_EXERCISE AIM:_
So that the copy matches the original, write out every entry exactly.

——

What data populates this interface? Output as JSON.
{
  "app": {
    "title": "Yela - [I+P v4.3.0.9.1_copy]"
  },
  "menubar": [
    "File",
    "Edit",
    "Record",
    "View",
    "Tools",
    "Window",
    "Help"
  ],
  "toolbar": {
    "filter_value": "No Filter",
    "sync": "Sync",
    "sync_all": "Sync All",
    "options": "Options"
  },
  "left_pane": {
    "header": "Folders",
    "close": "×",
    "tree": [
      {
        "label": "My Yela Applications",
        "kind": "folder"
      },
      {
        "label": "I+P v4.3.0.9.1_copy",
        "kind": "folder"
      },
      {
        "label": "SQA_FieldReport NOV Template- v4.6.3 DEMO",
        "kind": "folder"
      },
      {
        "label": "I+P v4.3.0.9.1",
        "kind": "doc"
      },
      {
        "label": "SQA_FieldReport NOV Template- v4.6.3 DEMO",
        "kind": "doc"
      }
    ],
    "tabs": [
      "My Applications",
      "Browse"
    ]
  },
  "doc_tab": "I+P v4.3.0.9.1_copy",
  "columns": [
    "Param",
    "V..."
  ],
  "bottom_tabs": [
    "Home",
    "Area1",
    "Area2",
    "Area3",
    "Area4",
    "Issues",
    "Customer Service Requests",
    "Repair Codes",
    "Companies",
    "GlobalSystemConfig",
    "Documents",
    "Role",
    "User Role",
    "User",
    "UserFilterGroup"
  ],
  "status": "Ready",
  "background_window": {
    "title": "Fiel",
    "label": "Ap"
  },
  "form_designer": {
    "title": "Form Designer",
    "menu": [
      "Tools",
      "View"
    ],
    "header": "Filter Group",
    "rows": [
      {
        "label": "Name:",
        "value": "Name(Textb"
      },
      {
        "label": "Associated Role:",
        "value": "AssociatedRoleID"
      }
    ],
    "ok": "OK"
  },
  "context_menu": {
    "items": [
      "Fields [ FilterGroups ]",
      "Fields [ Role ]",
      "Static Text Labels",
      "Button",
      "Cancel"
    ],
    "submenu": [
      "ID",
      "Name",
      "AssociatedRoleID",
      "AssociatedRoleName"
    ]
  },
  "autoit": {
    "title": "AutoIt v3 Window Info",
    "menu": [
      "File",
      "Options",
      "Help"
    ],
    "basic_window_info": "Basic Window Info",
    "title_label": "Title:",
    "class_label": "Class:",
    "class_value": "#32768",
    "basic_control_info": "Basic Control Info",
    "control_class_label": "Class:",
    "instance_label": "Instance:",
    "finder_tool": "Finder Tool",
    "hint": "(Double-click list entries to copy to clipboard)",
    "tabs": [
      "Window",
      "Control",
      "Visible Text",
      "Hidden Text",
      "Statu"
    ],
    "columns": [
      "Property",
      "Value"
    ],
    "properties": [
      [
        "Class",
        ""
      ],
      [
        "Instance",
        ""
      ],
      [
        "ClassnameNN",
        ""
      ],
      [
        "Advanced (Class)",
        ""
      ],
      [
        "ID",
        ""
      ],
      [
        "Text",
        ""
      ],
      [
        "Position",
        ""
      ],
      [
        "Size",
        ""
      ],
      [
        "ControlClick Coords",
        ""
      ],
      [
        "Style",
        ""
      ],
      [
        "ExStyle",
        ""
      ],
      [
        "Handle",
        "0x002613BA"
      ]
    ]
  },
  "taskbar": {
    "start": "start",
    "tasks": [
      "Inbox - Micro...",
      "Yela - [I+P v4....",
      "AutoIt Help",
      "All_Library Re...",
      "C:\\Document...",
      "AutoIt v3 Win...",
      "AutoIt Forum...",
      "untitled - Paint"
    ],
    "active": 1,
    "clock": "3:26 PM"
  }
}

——

_TASK RESULT:_
What data populates this interface? Output as JSON.
{
  "app": {
    "title": "Yela - [I+P v4.3.0.9.1_copy]"
  },
  "menubar": [
    "File",
    "Edit",
    "Record",
    "View",
    "Tools",
    "Window",
    "Help"
  ],
  "toolbar": {
    "filter_value": "No Filter",
    "sync": "Sync",
    "sync_all": "Sync All",
    "options": "Options"
  },
  "left_pane": {
    "header": "Folders",
    "close": "×",
    "tree": [
      {
        "label": "My Yela Applications",
        "kind": "folder"
      },
      {
        "label": "I+P v4.3.0.9.1_copy",
        "kind": "folder"
      },
      {
        "label": "SQA_FieldReport NOV Template- v4.6.3 DEMO",
        "kind": "folder"
      },
      {
        "label": "I+P v4.3.0.9.1",
        "kind": "doc"
      },
      {
        "label": "SQA_FieldReport NOV Template- v4.6.3 DEMO",
        "kind": "doc"
      }
    ],
    "tabs": [
      "My Applications",
      "Browse"
    ]
  },
  "doc_tab": "I+P v4.3.0.9.1_copy",
  "columns": [
    "Param",
    "V..."
  ],
  "bottom_tabs": [
    "Home",
    "Area1",
    "Area2",
    "Area3",
    "Area4",
    "Issues",
    "Customer Service Requests",
    "Repair Codes",
    "Companies",
    "GlobalSystemConfig",
    "Documents",
    "Role",
    "User Role",
    "User",
    "UserFilterGroup"
  ],
  "status": "Ready",
  "background_window": {
    "title": "Fiel",
    "label": "Ap"
  },
  "form_designer": {
    "title": "Form Designer",
    "menu": [
      "Tools",
      "View"
    ],
    "header": "Filter Group",
    "rows": [
      {
        "label": "Name:",
        "value": "Name(Textb"
      },
      {
        "label": "Associated Role:",
        "value": "AssociatedRoleID"
      }
    ],
    "ok": "OK"
  },
  "context_menu": {
    "items": [
      "Fields [ FilterGroups ]",
      "Fields [ Role ]",
      "Static Text Labels",
      "Button",
      "Cancel"
    ],
    "submenu": [
      "ID",
      "Name",
      "AssociatedRoleID",
      "AssociatedRoleName"
    ]
  },
  "autoit": {
    "title": "AutoIt v3 Window Info",
    "menu": [
      "File",
      "Options",
      "Help"
    ],
    "basic_window_info": "Basic Window Info",
    "title_label": "Title:",
    "class_label": "Class:",
    "class_value": "#32768",
    "basic_control_info": "Basic Control Info",
    "control_class_label": "Class:",
    "instance_label": "Instance:",
    "finder_tool": "Finder Tool",
    "hint": "(Double-click list entries to copy to clipboard)",
    "tabs": [
      "Window",
      "Control",
      "Visible Text",
      "Hidden Text",
      "Statu"
    ],
    "columns": [
      "Property",
      "Value"
    ],
    "properties": [
      [
        "Class",
        ""
      ],
      [
        "Instance",
        ""
      ],
      [
        "ClassnameNN",
        ""
      ],
      [
        "Advanced (Class)",
        ""
      ],
      [
        "ID",
        ""
      ],
      [
        "Text",
        ""
      ],
      [
        "Position",
        ""
      ],
      [
        "Size",
        ""
      ],
      [
        "ControlClick Coords",
        ""
      ],
      [
        "Style",
        ""
      ],
      [
        "ExStyle",
        ""
      ],
      [
        "Handle",
        "0x002613BA"
      ]
    ]
  },
  "taskbar": {
    "start": "start",
    "tasks": [
      "Inbox - Micro...",
      "Yela - [I+P v4....",
      "AutoIt Help",
      "All_Library Re...",
      "C:\\Document...",
      "AutoIt v3 Win...",
      "AutoIt Forum...",
      "untitled - Paint"
    ],
    "active": 1,
    "clock": "3:26 PM"
  }
}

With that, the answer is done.